The drug was well tolerated by patients who received the two highest doses of the drug—15 milligrams and 30 milligrams—and no significant safety risks were seen, she added.

Upadacitinib is already approved and marketed for use against rheumatoid arthritis under the brand name Rinvoq. It works by blocking what are known as multiple cytokine-signaling pathways—parts of the immune system that can malfunction and cause eczema.

According to Guttman-Yassky, other eczema therapies exist, but most come with certain drawbacks.

While injectable biologic drugs are highly successful in treating patients who don't respond to or can't use topical creams, their use cannot be stopped and restarted at will, because the potential creation of anti-drug antibodies will shorten the half-life of the drugs, she explained.

However, "patients were able to start and restart [upadacitinib] at any time, allowing for flexibility, which cannot be achieved with biologics," Guttman-Yassky, said. "And, biologics, which are injectable agents that target specific lymphocytes that are 'misbehaving' or are up-regulated in atopic dermatitis, do not suppress the entire immune system as other immunosuppressants tend to do."

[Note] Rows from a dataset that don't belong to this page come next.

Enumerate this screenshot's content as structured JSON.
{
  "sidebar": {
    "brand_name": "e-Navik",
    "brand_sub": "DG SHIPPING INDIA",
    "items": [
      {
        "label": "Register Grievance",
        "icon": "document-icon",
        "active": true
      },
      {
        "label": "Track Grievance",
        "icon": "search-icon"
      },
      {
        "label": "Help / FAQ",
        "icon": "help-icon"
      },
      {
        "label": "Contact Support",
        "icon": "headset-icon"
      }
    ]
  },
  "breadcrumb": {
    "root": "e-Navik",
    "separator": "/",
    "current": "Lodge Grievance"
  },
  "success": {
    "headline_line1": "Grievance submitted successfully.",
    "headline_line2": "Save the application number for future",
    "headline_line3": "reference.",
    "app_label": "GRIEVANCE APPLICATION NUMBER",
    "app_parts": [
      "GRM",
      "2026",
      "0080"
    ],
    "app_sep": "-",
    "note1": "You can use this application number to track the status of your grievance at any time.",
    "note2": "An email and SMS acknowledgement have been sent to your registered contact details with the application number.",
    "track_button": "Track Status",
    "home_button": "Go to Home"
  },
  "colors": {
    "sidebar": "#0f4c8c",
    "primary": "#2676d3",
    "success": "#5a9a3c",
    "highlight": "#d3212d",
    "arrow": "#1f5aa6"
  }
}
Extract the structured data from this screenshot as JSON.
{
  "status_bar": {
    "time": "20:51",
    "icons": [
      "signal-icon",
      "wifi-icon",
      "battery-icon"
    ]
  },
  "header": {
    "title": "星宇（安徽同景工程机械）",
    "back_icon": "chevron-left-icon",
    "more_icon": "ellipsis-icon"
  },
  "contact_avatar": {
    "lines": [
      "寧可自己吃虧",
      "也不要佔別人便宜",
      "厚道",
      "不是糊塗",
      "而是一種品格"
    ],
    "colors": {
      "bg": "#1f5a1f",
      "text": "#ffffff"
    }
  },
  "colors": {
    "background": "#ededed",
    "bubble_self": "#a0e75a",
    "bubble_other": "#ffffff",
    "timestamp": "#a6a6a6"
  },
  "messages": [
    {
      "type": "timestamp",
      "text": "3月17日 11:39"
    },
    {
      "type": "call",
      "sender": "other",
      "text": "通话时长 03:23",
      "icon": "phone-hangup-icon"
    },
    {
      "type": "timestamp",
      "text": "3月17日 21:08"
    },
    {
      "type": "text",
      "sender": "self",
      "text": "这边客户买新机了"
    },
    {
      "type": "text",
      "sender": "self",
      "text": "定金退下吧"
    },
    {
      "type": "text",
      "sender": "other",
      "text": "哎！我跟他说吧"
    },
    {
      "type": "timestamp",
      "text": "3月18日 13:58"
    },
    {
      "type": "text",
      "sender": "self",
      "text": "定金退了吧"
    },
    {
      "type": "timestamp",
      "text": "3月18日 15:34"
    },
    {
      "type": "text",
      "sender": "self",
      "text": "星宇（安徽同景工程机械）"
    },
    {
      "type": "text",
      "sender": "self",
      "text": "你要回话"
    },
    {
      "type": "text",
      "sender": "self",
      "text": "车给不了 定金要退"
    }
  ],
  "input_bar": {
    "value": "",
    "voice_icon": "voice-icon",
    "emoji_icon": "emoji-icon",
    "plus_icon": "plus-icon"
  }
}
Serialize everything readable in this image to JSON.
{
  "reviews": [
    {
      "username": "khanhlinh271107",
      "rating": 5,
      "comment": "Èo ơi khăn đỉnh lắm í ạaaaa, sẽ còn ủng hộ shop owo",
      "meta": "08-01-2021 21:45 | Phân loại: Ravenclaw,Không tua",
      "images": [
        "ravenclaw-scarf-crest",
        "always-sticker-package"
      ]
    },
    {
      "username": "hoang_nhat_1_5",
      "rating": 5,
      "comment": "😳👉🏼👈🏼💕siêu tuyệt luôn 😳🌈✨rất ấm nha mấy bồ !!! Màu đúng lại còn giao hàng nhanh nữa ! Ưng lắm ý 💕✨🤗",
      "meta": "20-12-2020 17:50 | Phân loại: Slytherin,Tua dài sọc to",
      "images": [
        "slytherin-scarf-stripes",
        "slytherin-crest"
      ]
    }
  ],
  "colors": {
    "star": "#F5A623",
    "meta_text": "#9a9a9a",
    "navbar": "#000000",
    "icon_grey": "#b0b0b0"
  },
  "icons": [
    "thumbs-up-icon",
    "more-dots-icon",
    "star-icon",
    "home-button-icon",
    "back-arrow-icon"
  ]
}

Dr. Michele Green is a dermatologist at Lenox Hill Hospital in New York City who wasn't involved in the new study.

She called the findings "important."

Upadacitinib is the first drug in its class "to be effectively used for patients with significant improvement of pruritus [itch] within several days of treatment and clearance of their disease within several weeks," Green noted.

"It is also significant since adolescents were included in this study and I believe an oral treatment is much more appealing to treating adolescents than current injectable biologics," she added.